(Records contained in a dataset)

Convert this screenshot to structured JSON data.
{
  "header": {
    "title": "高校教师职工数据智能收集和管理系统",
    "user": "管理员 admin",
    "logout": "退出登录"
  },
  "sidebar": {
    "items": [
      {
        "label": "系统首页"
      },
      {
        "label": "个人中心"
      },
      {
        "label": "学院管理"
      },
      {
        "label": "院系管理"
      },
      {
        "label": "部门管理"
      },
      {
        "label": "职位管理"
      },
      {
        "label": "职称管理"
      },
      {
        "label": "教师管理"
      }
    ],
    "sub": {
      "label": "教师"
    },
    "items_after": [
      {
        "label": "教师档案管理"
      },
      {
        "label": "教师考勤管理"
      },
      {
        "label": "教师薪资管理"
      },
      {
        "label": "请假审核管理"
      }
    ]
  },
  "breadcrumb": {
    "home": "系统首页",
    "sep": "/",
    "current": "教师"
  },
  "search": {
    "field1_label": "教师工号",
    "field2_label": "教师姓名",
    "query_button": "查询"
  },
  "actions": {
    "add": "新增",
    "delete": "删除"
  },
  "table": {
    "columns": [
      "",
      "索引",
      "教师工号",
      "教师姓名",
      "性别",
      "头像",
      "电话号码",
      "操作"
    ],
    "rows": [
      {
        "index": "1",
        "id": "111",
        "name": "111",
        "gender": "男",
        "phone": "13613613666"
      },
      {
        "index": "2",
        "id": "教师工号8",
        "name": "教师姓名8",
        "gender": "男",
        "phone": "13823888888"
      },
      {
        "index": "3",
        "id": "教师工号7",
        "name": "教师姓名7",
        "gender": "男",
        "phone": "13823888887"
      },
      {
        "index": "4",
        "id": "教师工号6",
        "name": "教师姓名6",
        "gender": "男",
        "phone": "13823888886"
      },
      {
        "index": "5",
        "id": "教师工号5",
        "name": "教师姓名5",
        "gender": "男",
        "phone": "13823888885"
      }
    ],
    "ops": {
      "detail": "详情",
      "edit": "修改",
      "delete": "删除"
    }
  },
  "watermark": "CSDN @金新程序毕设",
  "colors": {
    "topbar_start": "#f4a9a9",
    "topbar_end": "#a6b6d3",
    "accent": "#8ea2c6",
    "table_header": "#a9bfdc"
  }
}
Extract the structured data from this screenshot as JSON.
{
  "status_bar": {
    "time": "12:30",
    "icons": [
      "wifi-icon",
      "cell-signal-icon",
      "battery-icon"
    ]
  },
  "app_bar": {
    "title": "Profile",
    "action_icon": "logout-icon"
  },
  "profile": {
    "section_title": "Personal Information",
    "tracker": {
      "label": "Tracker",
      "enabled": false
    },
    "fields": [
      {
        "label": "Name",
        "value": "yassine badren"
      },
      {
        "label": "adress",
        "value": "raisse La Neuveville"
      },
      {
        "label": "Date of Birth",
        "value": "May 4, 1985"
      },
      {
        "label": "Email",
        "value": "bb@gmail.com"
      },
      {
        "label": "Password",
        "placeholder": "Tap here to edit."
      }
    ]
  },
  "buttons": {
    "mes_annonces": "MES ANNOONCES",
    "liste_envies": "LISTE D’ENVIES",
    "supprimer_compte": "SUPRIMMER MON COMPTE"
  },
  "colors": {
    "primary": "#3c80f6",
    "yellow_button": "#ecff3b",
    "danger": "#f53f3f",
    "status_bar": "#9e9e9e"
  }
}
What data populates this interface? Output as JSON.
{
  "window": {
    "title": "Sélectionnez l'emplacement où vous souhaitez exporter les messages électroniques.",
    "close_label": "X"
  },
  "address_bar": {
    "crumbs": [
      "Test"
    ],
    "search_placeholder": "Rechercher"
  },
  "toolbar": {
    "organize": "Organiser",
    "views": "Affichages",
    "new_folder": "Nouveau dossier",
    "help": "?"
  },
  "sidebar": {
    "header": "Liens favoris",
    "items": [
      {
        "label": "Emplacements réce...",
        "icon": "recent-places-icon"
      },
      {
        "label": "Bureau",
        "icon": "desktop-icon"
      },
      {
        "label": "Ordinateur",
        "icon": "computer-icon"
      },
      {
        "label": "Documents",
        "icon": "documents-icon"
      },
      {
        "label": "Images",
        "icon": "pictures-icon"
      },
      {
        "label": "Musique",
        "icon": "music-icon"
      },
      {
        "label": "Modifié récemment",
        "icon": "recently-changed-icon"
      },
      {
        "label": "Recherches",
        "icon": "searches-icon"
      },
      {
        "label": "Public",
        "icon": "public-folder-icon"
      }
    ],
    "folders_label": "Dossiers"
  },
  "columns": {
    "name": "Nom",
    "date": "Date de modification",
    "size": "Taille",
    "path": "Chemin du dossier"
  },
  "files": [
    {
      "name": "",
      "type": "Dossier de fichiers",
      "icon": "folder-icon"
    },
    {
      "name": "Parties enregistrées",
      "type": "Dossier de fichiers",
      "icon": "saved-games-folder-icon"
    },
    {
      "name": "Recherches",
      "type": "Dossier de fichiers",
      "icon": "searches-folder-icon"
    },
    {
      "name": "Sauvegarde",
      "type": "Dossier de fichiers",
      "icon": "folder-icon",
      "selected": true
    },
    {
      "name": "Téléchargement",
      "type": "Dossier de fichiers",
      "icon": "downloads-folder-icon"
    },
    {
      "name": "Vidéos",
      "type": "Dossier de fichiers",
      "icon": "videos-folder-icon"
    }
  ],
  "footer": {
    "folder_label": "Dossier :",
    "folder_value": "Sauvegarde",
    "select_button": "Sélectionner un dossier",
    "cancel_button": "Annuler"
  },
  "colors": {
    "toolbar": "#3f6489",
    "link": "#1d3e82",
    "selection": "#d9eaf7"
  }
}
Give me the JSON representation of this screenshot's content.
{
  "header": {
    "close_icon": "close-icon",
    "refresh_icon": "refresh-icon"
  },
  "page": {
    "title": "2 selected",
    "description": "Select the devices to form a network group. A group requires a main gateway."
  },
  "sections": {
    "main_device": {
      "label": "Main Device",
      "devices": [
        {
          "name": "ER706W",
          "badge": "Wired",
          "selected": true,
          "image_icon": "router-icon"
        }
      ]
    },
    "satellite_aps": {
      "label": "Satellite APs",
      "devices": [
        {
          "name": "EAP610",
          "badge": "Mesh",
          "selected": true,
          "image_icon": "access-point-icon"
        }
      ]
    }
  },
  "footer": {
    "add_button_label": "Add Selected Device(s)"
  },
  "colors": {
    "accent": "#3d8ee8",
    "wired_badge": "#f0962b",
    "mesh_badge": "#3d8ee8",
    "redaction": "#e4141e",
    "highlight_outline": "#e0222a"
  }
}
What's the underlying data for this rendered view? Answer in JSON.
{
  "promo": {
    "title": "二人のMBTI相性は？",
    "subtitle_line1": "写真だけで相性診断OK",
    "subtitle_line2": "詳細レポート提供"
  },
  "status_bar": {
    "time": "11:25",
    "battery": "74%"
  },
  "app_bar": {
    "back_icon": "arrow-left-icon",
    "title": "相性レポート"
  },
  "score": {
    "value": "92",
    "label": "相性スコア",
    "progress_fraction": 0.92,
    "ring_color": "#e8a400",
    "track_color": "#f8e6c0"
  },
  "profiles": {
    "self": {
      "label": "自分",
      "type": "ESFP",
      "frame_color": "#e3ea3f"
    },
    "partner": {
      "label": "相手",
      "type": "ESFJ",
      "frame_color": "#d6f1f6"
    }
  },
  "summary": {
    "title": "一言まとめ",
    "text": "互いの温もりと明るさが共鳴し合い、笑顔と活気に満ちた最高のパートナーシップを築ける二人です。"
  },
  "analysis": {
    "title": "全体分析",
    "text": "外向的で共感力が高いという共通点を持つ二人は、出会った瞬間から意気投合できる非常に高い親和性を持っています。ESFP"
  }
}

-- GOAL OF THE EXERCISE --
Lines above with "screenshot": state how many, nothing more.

-- FINAL ANSWER --
3